In our ongoing effort to post consistent and timely Phoenix housing market updates, here below is a Concise Market Snapshot from The Cromford Report, and my own short commentary afterward. For a frame of reference on this month’s numbers, you may want to take a quick look at last month’s post, “Phoenix Housing Market Update – February 20, 2013.”

Phoenix Housing Market Update March 8, 2013

Average Home Sales Price

As you might expect with the number of homes under contract rising again this month, both the average and median home sale price surged again, too. This increase in activity is also causing home buyers to have to pay closer to a home’s list price – over 97% now – in order to seal the deal. Our Buyer’s Agents here at The Hill Group have helped several clients this year to negotiate contracts 4% – 6% below list price, but those opportunities are becoming more of an exception than the rule. If this pace keeps up, we’re going to see a continued seller’s market across the East Valley throughout the spring and summer months of 2013.

Number of Houses for Sale

Obviously, the number of houses for sale in the Phoenix area is still declining, but there are a variety of forces that can affect our real estate inventory. Let’s take a look at how two of them are impacting our market right now.

First, there are lender owned listings, which are fueled by the number of non-current loans that end up going into foreclosure. Despite us once having one of the highest percentages of non-current loans several years ago, Arizona now has one of the ten lowest percentages of non-current loans in the nation. Without that steady stream of foreclosed homes coming onto the market, the number of houses for sale in the Phoenix area has fallen by 50% over the last two years!

Second, we’re starting to see new infill developments popping up in the city’s core. On, the article “Infill development in Phoenix a positive sign for housing” pointed out what makes infill developments so unique: the infrastructure they need is already in place, which makes them easier to build and turn over to the public. Although they are a welcome addition to the Valley, so far, infill subdivisions like Verona Vineyard and Portland II have not done enough yet to dramatically affect our inventory.

Now that you’ve heard from me, I’d love to hear what you saw in this month’s numbers. Do you have anything to add to the conversation about infill developments? Tell me in a comment below!

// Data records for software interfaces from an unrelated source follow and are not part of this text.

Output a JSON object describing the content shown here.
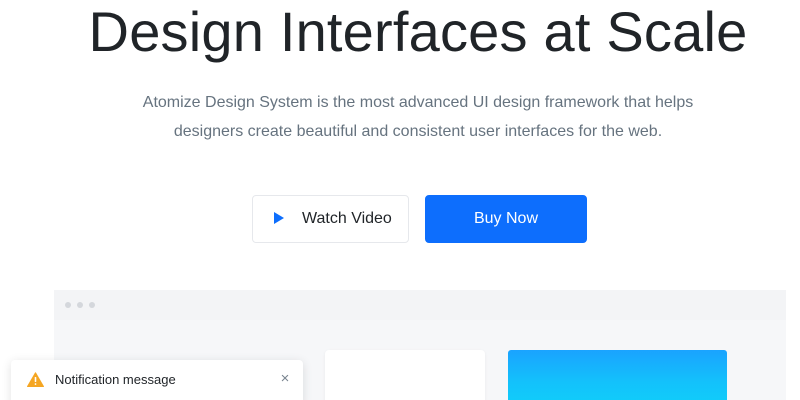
{
  "hero": {
    "title": "Design Interfaces at Scale",
    "description_line1": "Atomize Design System is the most advanced UI design framework that helps",
    "description_line2": "designers create beautiful and consistent user interfaces for the web."
  },
  "actions": {
    "watch_video_label": "Watch Video",
    "buy_now_label": "Buy Now",
    "watch_video_icon": "play-icon"
  },
  "notification": {
    "message": "Notification message",
    "close_glyph": "×",
    "icon": "warning-icon"
  },
  "colors": {
    "primary": "#0d6efd",
    "title": "#202428",
    "muted_text": "#66737f",
    "warning": "#f5a623",
    "preview_gradient_top": "#1aa3ff",
    "preview_gradient_bottom": "#10d0fa"
  }
}
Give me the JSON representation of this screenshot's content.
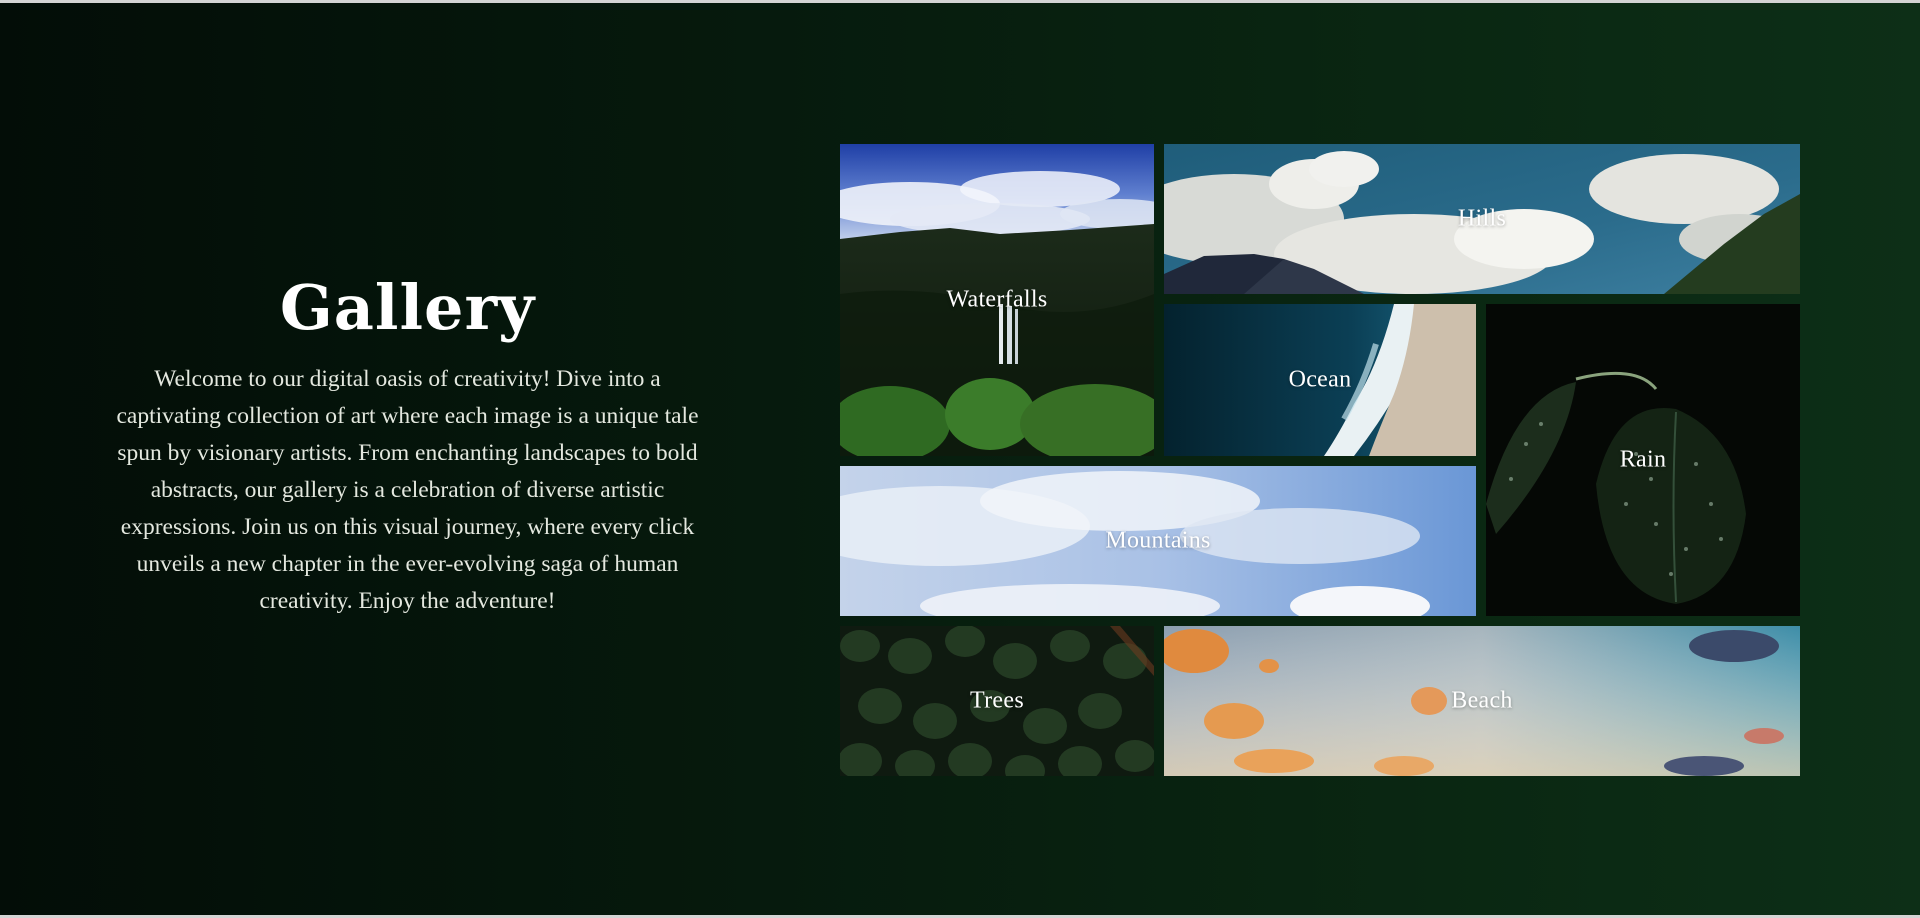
{
  "intro": {
    "title": "Gallery",
    "description": "Welcome to our digital oasis of creativity! Dive into a captivating collection of art where each image is a unique tale spun by visionary artists. From enchanting landscapes to bold abstracts, our gallery is a celebration of diverse artistic expressions. Join us on this visual journey, where every click unveils a new chapter in the ever-evolving saga of human creativity. Enjoy the adventure!"
  },
  "gallery": {
    "items": [
      {
        "label": "Waterfalls"
      },
      {
        "label": "Hills"
      },
      {
        "label": "Ocean"
      },
      {
        "label": "Rain"
      },
      {
        "label": "Mountains"
      },
      {
        "label": "Trees"
      },
      {
        "label": "Beach"
      }
    ]
  },
  "colors": {
    "background_dark": "#030d07",
    "background_green": "#0d2f17",
    "text": "#ffffff"
  }
}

**If you would like a chart, similar to the one above, prepared for your own city or zip code within the Greater Phoenix Area, just post a comment below, send us a message on our Contact Us page, or give us a call the old fashioned way! We would love to hear from you.**

Source: The Cromford Report